For the records that follow, give the number of lines in which the word "What" occurs, with nothing added.

(Extracted records)
════

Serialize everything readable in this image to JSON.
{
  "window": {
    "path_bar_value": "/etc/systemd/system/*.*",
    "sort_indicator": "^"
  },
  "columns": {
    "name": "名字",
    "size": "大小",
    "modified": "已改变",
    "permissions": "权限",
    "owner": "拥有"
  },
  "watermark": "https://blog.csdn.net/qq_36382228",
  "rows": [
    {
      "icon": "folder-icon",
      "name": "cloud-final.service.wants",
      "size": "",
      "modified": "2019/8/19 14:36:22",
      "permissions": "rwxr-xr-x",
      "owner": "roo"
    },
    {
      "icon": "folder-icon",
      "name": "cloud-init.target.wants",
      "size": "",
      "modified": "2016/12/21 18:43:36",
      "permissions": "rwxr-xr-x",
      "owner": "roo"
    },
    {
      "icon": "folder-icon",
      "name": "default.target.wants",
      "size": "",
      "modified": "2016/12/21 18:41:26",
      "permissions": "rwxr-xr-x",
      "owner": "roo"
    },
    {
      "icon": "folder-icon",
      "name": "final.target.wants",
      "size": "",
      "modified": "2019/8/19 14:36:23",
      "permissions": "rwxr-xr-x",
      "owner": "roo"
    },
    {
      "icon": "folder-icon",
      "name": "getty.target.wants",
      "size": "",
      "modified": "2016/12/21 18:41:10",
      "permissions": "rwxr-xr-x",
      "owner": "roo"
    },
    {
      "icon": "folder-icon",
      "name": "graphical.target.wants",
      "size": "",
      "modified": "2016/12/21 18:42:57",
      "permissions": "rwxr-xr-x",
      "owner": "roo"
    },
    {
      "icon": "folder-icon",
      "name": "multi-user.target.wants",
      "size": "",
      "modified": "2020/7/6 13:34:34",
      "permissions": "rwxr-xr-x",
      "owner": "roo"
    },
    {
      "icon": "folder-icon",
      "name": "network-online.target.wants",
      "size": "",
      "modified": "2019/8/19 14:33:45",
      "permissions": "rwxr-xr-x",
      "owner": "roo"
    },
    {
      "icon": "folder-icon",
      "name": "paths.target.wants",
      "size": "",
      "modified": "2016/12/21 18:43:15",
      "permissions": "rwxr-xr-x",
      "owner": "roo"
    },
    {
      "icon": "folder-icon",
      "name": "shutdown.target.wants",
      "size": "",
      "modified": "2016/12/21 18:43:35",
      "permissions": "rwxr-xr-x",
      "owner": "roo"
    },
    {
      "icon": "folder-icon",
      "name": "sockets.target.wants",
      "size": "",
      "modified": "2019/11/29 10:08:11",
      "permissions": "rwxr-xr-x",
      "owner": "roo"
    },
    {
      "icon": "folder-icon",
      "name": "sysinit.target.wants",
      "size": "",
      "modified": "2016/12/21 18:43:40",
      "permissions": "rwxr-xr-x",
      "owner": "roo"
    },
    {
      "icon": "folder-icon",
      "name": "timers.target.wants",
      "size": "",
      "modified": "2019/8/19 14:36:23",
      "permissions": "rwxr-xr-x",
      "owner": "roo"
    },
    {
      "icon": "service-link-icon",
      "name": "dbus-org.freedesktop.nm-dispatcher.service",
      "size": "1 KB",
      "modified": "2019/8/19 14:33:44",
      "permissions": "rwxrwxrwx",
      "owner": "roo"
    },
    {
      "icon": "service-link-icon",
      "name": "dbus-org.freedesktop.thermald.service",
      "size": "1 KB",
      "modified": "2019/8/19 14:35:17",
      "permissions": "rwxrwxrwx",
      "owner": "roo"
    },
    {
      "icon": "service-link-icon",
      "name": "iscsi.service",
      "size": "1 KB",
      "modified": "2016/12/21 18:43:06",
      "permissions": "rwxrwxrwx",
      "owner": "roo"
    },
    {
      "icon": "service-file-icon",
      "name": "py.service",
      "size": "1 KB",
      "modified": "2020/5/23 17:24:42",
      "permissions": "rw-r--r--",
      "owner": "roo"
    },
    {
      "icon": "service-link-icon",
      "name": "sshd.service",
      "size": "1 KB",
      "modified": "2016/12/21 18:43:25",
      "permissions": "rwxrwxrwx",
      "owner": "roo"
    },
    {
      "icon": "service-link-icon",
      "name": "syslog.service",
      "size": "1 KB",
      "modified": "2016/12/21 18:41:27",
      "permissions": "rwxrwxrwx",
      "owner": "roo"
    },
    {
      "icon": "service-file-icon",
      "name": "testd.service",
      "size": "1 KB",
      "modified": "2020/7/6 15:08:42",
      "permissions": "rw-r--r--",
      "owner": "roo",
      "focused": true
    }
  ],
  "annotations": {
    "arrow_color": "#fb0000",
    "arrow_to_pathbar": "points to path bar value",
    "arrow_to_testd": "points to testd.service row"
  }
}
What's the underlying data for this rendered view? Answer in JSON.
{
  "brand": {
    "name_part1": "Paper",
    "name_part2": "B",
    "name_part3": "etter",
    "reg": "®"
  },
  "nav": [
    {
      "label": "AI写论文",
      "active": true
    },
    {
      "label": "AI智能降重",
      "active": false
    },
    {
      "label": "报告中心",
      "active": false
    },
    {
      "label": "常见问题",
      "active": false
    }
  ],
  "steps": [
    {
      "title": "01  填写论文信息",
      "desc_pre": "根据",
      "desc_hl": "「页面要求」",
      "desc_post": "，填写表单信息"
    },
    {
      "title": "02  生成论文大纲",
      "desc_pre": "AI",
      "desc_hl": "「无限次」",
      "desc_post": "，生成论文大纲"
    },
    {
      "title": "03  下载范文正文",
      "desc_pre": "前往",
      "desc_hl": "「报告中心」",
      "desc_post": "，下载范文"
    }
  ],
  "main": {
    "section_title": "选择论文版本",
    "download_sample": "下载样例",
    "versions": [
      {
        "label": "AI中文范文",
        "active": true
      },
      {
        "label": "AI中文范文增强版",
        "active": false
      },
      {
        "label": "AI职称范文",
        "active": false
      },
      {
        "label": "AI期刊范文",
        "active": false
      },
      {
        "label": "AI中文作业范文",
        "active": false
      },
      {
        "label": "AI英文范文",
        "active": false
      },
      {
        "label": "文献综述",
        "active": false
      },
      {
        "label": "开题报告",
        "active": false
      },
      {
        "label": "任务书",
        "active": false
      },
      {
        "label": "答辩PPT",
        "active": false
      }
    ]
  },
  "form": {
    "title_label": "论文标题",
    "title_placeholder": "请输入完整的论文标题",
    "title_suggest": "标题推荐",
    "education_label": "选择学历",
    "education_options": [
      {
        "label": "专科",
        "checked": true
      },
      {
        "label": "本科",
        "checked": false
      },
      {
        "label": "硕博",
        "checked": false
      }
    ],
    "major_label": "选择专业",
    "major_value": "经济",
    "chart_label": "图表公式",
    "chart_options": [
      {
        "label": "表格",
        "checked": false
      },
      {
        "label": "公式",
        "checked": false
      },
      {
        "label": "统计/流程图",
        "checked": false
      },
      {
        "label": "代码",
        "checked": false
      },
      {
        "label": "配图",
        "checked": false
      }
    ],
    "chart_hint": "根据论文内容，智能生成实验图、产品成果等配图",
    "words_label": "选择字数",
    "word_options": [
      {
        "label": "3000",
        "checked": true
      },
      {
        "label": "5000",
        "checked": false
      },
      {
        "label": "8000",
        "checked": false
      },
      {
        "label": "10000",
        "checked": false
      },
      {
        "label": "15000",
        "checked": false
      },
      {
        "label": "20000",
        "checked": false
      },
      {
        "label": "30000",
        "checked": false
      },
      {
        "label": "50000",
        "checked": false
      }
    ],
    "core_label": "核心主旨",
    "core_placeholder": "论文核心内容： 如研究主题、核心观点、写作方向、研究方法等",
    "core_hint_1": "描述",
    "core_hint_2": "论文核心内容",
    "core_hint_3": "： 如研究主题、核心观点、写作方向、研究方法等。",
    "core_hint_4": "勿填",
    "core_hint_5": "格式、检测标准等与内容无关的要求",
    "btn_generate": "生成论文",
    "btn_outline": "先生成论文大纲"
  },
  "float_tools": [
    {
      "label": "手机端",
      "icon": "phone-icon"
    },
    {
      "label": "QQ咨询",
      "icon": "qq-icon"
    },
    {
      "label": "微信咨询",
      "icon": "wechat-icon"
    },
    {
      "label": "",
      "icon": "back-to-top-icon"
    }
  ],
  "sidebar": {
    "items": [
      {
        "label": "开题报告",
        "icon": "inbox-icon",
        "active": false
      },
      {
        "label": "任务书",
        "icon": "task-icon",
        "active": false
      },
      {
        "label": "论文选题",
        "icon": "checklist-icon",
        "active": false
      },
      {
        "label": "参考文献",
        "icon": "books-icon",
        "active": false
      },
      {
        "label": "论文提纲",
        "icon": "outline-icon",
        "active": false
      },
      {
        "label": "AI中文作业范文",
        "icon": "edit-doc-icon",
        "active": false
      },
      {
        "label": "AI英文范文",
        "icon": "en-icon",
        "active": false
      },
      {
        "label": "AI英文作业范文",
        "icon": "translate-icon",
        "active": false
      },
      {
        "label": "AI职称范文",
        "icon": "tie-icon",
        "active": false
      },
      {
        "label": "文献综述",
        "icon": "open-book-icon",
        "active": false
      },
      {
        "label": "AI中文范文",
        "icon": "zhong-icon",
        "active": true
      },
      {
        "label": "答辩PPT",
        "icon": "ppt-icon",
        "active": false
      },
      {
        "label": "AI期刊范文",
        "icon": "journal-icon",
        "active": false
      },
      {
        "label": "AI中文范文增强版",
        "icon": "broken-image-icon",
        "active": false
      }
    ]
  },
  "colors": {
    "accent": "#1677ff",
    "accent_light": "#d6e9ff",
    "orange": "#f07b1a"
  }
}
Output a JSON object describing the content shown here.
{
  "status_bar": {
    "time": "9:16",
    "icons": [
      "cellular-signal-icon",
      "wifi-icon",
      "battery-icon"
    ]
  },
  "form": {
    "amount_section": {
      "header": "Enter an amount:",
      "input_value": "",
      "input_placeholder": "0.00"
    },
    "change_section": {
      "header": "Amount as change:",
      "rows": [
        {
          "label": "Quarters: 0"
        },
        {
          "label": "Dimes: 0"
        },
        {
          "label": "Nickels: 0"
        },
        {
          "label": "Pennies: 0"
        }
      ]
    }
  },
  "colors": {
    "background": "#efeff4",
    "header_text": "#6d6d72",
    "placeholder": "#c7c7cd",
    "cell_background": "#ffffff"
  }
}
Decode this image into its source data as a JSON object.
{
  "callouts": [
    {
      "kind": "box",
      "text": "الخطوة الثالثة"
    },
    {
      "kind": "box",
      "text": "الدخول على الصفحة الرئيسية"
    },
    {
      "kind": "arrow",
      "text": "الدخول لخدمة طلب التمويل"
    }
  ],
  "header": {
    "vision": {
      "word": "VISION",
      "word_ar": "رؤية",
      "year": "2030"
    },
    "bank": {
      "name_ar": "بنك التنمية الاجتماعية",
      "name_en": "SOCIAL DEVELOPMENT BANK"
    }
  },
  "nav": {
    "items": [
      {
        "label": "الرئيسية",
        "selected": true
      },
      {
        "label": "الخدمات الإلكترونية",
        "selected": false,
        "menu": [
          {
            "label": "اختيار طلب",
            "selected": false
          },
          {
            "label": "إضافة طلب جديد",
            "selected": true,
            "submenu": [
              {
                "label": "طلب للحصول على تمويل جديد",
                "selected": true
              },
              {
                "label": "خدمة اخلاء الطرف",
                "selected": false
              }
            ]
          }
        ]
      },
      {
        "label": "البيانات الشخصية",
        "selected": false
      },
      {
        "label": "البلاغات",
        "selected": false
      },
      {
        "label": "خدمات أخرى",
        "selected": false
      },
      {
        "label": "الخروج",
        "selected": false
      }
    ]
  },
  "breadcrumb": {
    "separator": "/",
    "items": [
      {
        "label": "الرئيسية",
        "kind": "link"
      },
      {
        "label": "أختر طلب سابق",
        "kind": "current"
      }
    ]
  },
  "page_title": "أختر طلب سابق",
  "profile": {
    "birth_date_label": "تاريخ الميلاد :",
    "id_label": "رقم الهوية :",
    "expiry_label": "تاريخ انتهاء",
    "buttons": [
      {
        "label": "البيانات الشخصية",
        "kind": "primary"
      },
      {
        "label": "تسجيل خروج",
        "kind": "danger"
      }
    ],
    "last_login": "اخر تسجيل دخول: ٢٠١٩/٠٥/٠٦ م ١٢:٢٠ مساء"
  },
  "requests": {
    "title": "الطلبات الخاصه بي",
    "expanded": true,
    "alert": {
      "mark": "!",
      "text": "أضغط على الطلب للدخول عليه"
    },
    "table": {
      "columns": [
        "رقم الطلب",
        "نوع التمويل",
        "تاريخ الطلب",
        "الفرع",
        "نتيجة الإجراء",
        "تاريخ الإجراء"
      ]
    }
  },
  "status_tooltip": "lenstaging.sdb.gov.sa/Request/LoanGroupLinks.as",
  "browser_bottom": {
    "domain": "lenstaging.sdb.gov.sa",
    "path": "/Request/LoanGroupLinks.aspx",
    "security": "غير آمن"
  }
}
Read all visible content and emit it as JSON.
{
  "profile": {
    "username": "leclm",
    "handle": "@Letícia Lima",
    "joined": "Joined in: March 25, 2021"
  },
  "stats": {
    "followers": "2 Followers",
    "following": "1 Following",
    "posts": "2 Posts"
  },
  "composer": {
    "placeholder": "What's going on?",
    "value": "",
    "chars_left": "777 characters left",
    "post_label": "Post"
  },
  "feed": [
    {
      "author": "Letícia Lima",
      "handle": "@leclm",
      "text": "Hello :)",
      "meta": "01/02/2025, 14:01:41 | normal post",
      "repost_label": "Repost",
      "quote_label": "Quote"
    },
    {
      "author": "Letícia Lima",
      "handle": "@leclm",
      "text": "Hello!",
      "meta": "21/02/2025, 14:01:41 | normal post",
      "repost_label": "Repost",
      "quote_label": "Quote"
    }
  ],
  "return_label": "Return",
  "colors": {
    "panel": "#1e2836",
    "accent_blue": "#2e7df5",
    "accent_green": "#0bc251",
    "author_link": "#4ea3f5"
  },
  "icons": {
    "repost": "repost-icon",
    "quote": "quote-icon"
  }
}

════

(Written solution) 2